(2) The application of the words “in connection with the provision of a dwelling” was much broader and also very fact specific, normally requiring a structure to be physically or functionally connected with the relevant dwelling. On the facts the work done to the structural and common parts of both blocks was work done in connection with the provision of each of the apartments in the two blocks, since the owner of every apartment had an interest in and a financial responsibility for the maintenance of the structural and common parts of both blocks and each leaseholder also had a right of access to the common parts of the other block. However, defects in the common parts were only relevant to the extent that they impacted on the fitness for habitation of the individual dwelling.
(3) The standard required by the Act was for work to have been carried out in a professional or workmanlike manner and with proper materials, meaning that it must have been carried out in accordance with the relevant regulations and standards in force at the time of construction.
(4) To be “fit for habitation” the dwelling must, on completion, have been capable of occupation for a reasonable time without risk to the health or safety of the occupants and without undue inconvenience or discomfort to the occupants. This would be a matter of fact and degree (Bole v Huntsbuild Ltd  EWHC 483 (TCC) and Harrison v Shepherd Homes Ltd  EWHC 1811 (TCC) applied). See Paragraph 82 for the full list of relevant principles as applied to the facts.
(5) The claim could not be pursued as a representative action. Unfitness for habitation was an essential ingredient under the Act which, on the facts, meant that proof was required in relation to each individual Claimant’s apartment as no two owners had the same interest.
(6) A leaseholder’s loss in respect of a defect in the common parts was not limited to his proportion of the service charge covering the repairs. The owner of an apartment rendered unfit for habitation by a defect in the common parts was entitled to the cost of repairing that defect. The full cost of repairs could be awarded to each claimant entitled to it, but the judgment sum could only be enforced once against the Defendant.
(7) Each apartment had been rendered unfit for habitation because of a variety of defects to the common parts and the individual apartments and the Claimants were entitled to the costs of rectifying the applicable defects. There were only a few, limited heads of claim where the Claimants had failed to prove their case.
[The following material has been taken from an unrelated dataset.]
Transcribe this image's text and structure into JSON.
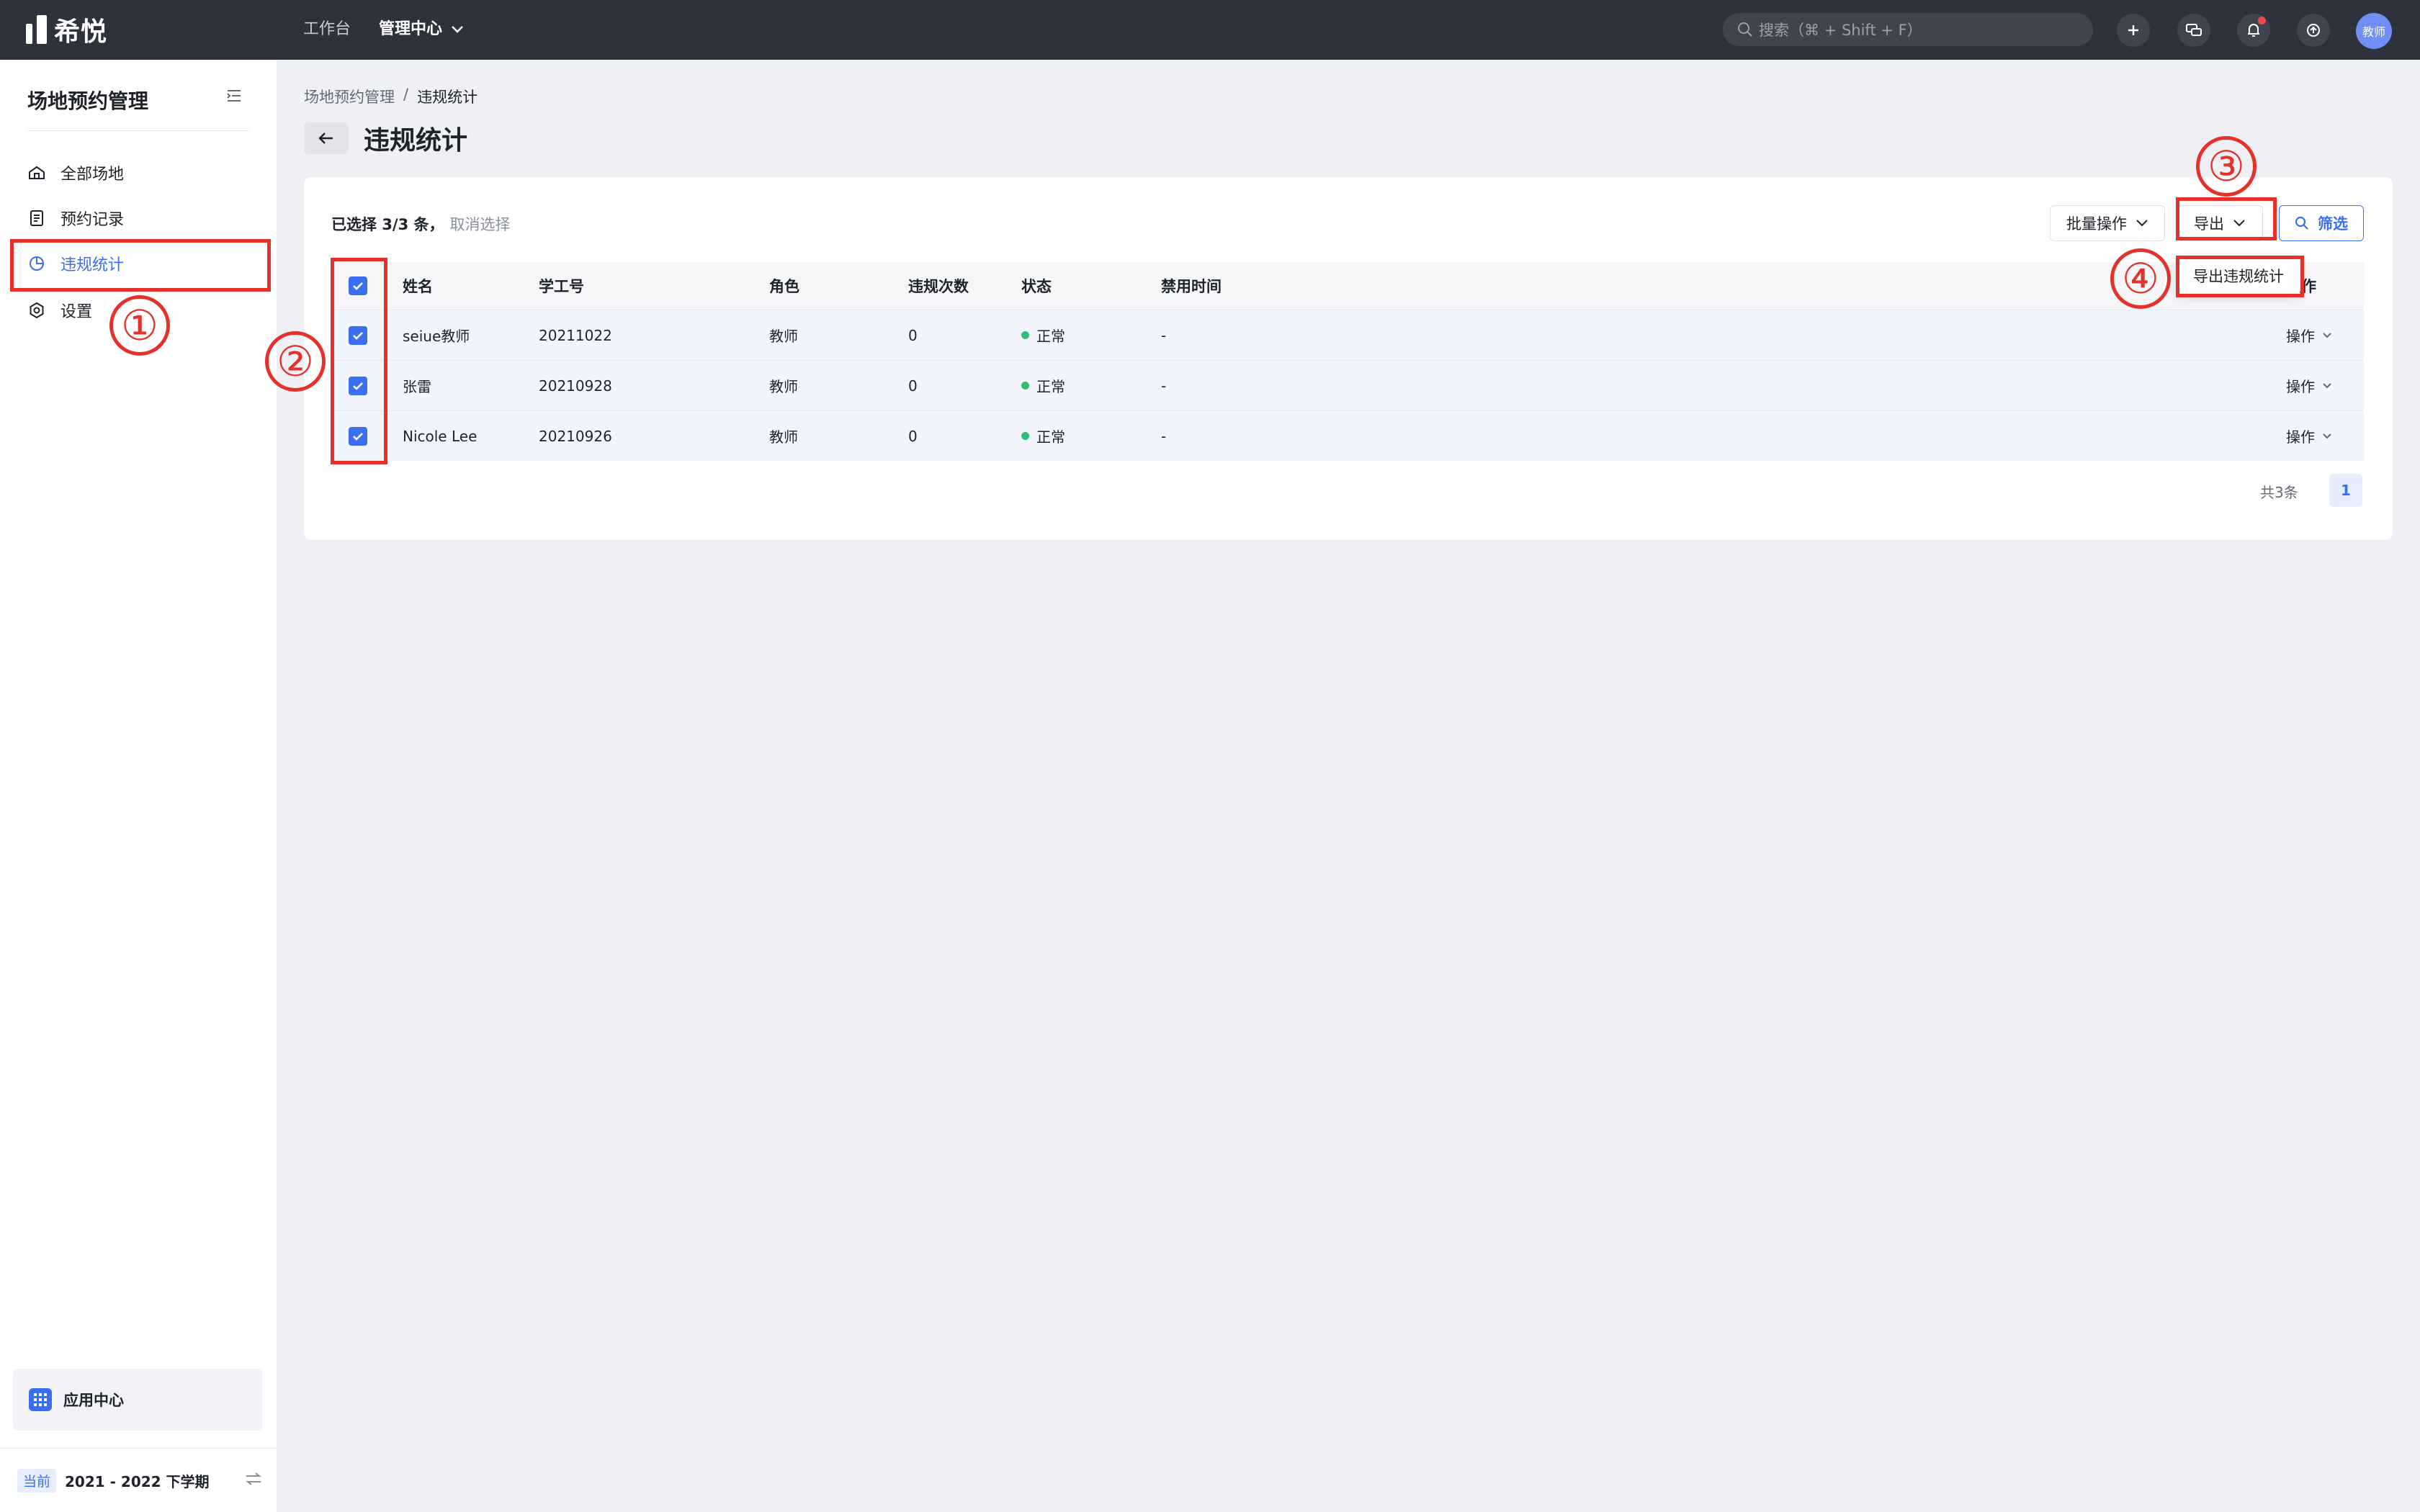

(8) The Claimants would be entitled to a sum representing the blight on the value of apartments where remedial works were undertaken.
(9) Damages for distress and inconvenience were also awarded.